Accessibility navigation


Choice-induced preference change in the free-choice paradigm: a critical methodological review

Izuma, K. and Murayama, K. (2013) Choice-induced preference change in the free-choice paradigm: a critical methodological review. Frontiers in Psychology, 4 (Article 41). pp. 1-12. ISSN 1664-1078

Full text not archived in this repository.

It is advisable to refer to the publisher's version if you intend to cite from this work. See Guidance on citing.

To link to this item DOI: 10.3389/fpsyg.2013.00041

Abstract/Summary

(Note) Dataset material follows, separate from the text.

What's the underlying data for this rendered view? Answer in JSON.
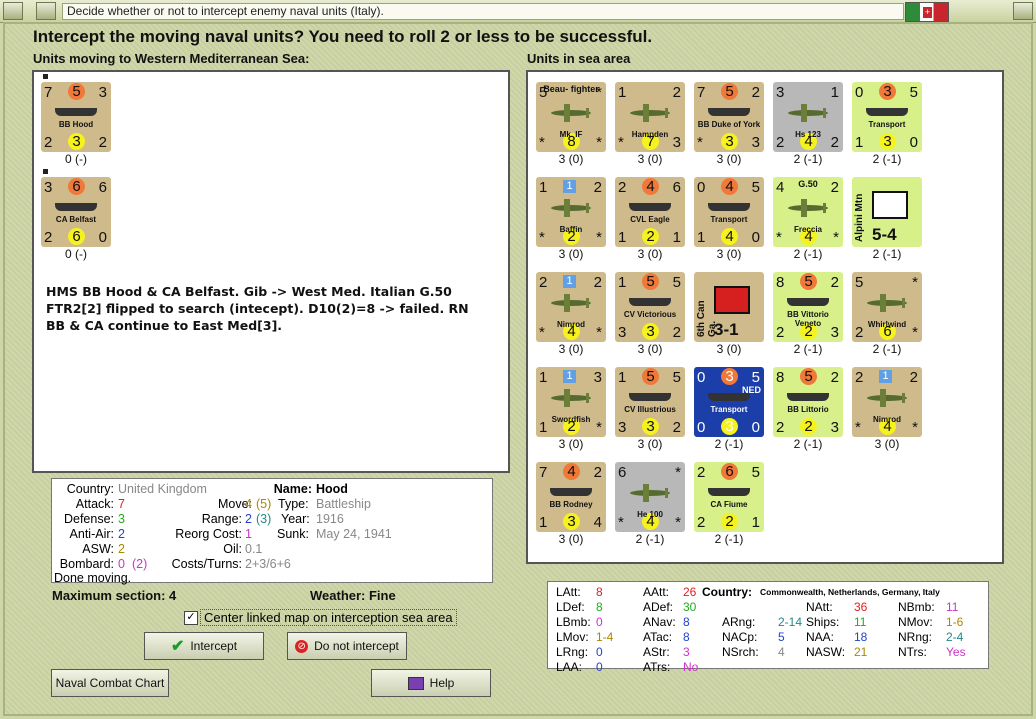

Choices not only reflect our preference, but they also affect our behavior. The phenomenon of choice-induced preference change has been of interest to cognitive dissonance researchers in social psychology, and more recently, it has attracted the attention of researchers in economics and neuroscience. Preference modulation after the mere act of making a choice has been repeatedly demonstrated over the last 50 years by an experimental paradigm called the “free-choice paradigm.” However, Chen and Risen (2010) pointed out a serious methodological flaw in this paradigm, arguing that evidence for choice-induced preference change is still insufficient. Despite the flaw, studies using the traditional free-choice paradigm continue to be published without addressing the criticism. Here, aiming to draw more attention to this issue, we briefly explain the methodological problem, and then describe simple simulation studies that illustrate how the free-choice paradigm produces a systematic pattern of preference change consistent with cognitive dissonance, even without any change in true preference. Our stimulation also shows how a different level of noise in each phase of the free-choice paradigm independently contributes to the magnitude of artificial preference change. Furthermore, we review ways of addressing the critique and provide a meta-analysis to show the effect size of choice-induced preference change after addressing the critique. Finally, we review and discuss, based on the results of the stimulation studies, how the criticism affects our interpretation of past findings generated from the free-choice paradigm. We conclude that the use of the conventional free-choice paradigm should be avoided in future research and the validity of past findings from studies using this paradigm should be empirically re-established. (PsycINFO Database Record (c) 2013 APA, all rights reserved)(journal abstract)

Item Type:Article
Refereed:Yes
Divisions:No Reading authors. Back catalogue items
Faculty of Life Sciences > School of Psychology and Clinical Language Sciences > Department of Psychology
Faculty of Life Sciences > School of Psychology and Clinical Language Sciences > Neuroscience
Faculty of Life Sciences > School of Psychology and Clinical Language Sciences > Social
ID Code:34832
Uncontrolled Keywords:choice preferences preference changes cognitive dissonance social psychology Human Choice Behavior Preferences article 2340:Cognitive Processes
Publisher:Frontiers Media

University Staff: Request a correction | Centaur Editors: Update this record

Page navigation